If you are able to live with your parents you could pay off the loan big time by renting the whole house out and using the rent and your income to pay off the loan.
It seems like you are getting no where but the $270,000 loan at 20 years at 7% costs $202,000 in interest where as from the loan going down to $240,000 at the same repayment level of $965 a fortnight costs $154,000 in interest over 20 years at 7% p/a.
Each time you make an extra repayment you are biting into the principal amount and you will get to a point where the interest cost becomes less than the repayment amount and the repayment of the loan accelerates.
You might wish to get the loan amount to a point where the interest amount equals the rental income minus expenses
When you get to this point you have a property that costs you nothing to hold if you are renting it out.
Also you noticed the property value increased in two years.
if you worked it out it would be about 7% a year compounding
so based on a figure of a 7% p /a average compounding rate your property could be worth
$531,000 in ten years time
$370,000 in 5 years time.
Your loan would be $185,000 in 5 years time . So your net worth would be $370,000 – $185,000 = $185,000
Your loan would be $100,000 in 10 years time . So your net worth would be $531,000 – $100,000 = $431,000
based on a repayment of $965 a fortnight without any extra repayments at 7%

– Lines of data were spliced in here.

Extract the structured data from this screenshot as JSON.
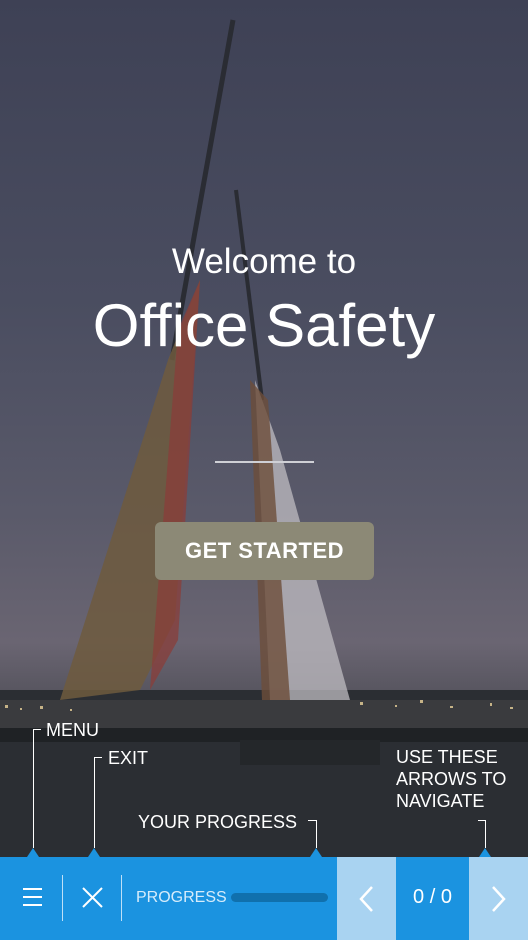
{
  "hero": {
    "welcome": "Welcome to",
    "title": "Office Safety",
    "cta_label": "GET STARTED"
  },
  "hints": {
    "menu": "MENU",
    "exit": "EXIT",
    "progress": "YOUR PROGRESS",
    "arrows_line1": "USE THESE",
    "arrows_line2": "ARROWS TO",
    "arrows_line3": "NAVIGATE"
  },
  "nav": {
    "progress_label": "PROGRESS",
    "progress_value": 0,
    "page_counter": "0 / 0"
  },
  "colors": {
    "bar": "#1b93e0",
    "arrow_button": "#a9d3f1",
    "cta": "#8c8976"
  }
}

Your loan in twenty years time would be zero and the value of the house might be $1,000,000
What I am trying to highlight is how money is made over time with a consistent investment savings plan.
It is hard at twenty to see ten years down the path.
If you sell the house you miss out on any future capital growth.
On way of increasing the value is through improvement on the property.littleguybigworldMember@littleguybigworldJoin Date: 2009Post Count: 6
Thanks for the help guys. Unfortunately I can't move back in with the parents, they are out bush. I'm the only family member for hours. I think it'd be best to move out and rent this place, as I'd be saving thousands a year.
I've been working on the basis that I need to chip away at the principal amount, and over time as duckster says, the interest will be less than the rent return. I'm confused regarding the 'paying interest only' option. What is the benefit of this other than having less repayments and capital gains tax?
My current contributions are $1923 per month on a fixed rate, expiring this July. Should I be upping the repayment to my breaking point for the next while to get it as low as possible. That way in maybe another 6 months or a year I can re-assess my borrowing capacity. For the record, my broker didn't say I didn't have enough borrowing capacity, but this was my impression after asking him.
I imagine I'd be getting $300 p/w rent return which would leave me $700 short p/m. Is this too early to look at a 2nd IP?
I guess what my question is, should I sit tight until at least July when I can reassess my current loan, in order to see my borrowing capacity for another IP? Or should I press now, or in another years time, or two?